Lines in the listing below that hold "kind" are the ones to copy.
Material provided Block Start
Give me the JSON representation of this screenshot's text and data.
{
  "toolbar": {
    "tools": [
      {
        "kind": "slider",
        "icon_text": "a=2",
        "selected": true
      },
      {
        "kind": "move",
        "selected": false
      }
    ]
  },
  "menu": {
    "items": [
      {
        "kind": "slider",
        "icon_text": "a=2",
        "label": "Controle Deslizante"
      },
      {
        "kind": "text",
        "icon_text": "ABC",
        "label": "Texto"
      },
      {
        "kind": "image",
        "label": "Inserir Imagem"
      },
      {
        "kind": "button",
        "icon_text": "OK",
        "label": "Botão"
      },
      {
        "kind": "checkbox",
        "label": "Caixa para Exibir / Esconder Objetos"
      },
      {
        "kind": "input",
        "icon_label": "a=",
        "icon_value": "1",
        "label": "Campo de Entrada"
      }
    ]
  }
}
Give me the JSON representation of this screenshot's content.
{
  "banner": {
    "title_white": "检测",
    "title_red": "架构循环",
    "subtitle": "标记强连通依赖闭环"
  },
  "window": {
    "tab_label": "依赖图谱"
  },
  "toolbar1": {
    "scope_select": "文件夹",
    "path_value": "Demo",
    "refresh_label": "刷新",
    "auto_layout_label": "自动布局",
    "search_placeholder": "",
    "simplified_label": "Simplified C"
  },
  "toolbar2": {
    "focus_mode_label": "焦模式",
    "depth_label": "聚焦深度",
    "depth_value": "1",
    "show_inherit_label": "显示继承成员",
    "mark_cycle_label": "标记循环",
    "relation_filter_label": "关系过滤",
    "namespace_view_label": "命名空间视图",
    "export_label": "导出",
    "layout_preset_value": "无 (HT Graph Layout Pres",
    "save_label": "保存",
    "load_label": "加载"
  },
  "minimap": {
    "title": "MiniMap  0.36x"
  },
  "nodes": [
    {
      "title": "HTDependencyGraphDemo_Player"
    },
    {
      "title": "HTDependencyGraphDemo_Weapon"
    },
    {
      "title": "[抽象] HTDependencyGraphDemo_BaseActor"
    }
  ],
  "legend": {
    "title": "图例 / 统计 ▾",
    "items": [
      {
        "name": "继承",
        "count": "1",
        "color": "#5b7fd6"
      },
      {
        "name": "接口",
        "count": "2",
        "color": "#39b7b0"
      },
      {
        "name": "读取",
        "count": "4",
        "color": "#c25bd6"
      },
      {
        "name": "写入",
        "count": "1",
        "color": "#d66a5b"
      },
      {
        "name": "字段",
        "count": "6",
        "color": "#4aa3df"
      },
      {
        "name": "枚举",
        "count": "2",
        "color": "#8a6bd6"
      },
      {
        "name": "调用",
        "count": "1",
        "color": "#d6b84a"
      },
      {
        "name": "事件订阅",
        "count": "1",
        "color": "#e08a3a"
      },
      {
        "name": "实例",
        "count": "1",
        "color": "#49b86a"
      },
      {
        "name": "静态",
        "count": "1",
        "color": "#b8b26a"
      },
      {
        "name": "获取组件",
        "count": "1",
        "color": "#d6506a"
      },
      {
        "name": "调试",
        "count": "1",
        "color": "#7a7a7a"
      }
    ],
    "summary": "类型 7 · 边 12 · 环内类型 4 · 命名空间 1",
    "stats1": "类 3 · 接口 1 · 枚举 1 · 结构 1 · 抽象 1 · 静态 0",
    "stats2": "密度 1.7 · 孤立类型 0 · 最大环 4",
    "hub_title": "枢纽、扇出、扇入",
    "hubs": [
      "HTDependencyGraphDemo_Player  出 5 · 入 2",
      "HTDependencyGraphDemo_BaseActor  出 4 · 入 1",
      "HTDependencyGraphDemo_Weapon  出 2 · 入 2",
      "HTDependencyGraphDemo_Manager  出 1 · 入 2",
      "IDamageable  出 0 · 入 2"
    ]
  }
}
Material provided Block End
- **Response area**
        "kind": "slider",
        "kind": "move",
        "kind": "slider",
        "kind": "text",
        "kind": "image",
        "kind": "button",
        "kind": "checkbox",
        "kind": "input",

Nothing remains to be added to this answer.